One recent attendee is Victoria Eastwood, who was working as a producer on Channel 4 News when one of her State Department contacts with whom she would arrange US government interviewees for Jon Snow nominated her for the scheme.
In 2009 she was taken to New York, Nebraska, and San Francisco, where she was introduced to former US Secretary of State Condoleezza Rice.
The visit did not alter the journalist’s scepticism about the 2003 invasion of Iraq, with which Ms Rice was closely associated. But she acknowledges that the experience deepened her appreciation of how the American system operates and, in turn, ensured her coverage of US affairs could offer an insider’s perspective.
“I was quite conscious that I didn’t want to go on some kind of propaganda trip,” Victoria says.
“But what they are doing is exposing you to people in power so that if I’m looking at something like Iran sanctions I know the person who’s responsible for putting that policy into practice.”

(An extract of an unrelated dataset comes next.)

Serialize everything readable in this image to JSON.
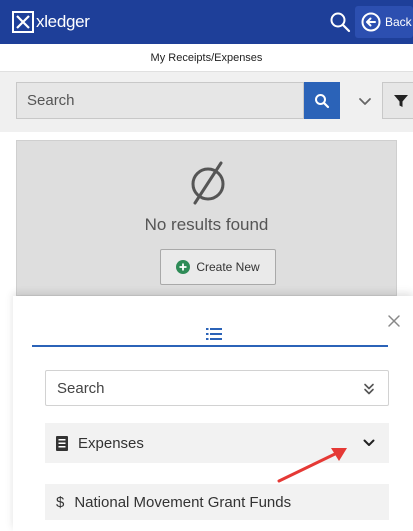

Like Victoria, not all participants are aspiring politicians. The novelist Hanif Kureishi took part in 1986, four years before the Buddah of Suburbia brought him widespread public attention, and the British artist Angela Palmer is another recent recipient. Nor do all alumni go onto achieve fame and recognition.
There is, however, an obvious chicken-and-egg question: does the status of individuals singled out as future leaders become a self-fulfilling prophecy?
Prof Giles Scott-Smith, an international relations expert at Roosevelt Academy in the Netherlands, has studied the programme extensively. He acknowledges that being invited onto it carries a high degree of prestige and can bring participants into elite networks earlier in their careers than might have been the case otherwise.
But he argues that there tends to be a clear logic behind invitations, citing the example of former Dutch prime minister Jan Peter Balkenende, who was talent-spotted for the scheme by the US embassy in 1985 when he was an obscure figure, working for a city council and as a researcher for the Christian Democrat party.
More of the original article: How do you spot a future world leader?